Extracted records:
◆ ◆ ◆ ◆

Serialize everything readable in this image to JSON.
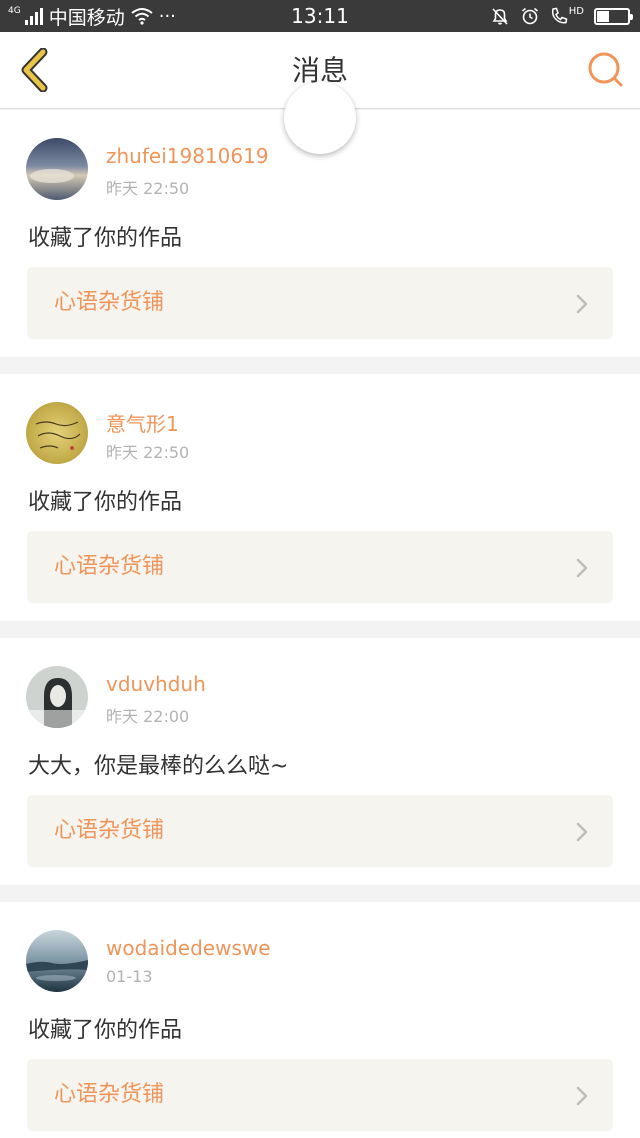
{
  "status_bar": {
    "network_type": "4G",
    "carrier": "中国移动",
    "more": "···",
    "time": "13:11",
    "hd": "HD",
    "battery_level": 0.4
  },
  "nav": {
    "title": "消息",
    "accent_color": "#f0955a",
    "back_color": "#e8c547"
  },
  "messages": [
    {
      "user": "zhufei19810619",
      "time": "昨天 22:50",
      "text": "收藏了你的作品",
      "work": "心语杂货铺"
    },
    {
      "user": "意气形1",
      "time": "昨天 22:50",
      "text": "收藏了你的作品",
      "work": "心语杂货铺"
    },
    {
      "user": "vduvhduh",
      "time": "昨天 22:00",
      "text": "大大，你是最棒的么么哒~",
      "work": "心语杂货铺"
    },
    {
      "user": "wodaidedewswe",
      "time": "01-13",
      "text": "收藏了你的作品",
      "work": "心语杂货铺"
    }
  ]
}
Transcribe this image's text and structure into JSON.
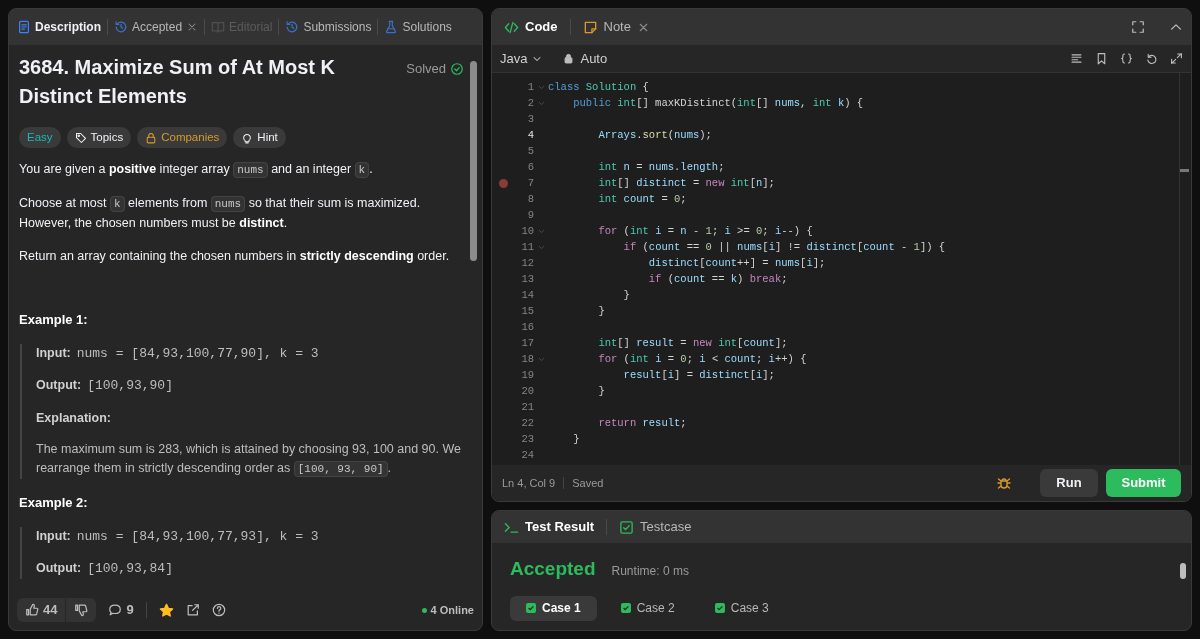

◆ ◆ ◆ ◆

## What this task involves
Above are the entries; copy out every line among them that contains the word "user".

## Response below
      "user": "zhufei19810619",
      "user": "意气形1",
      "user": "vduvhduh",
      "user": "wodaidedewswe",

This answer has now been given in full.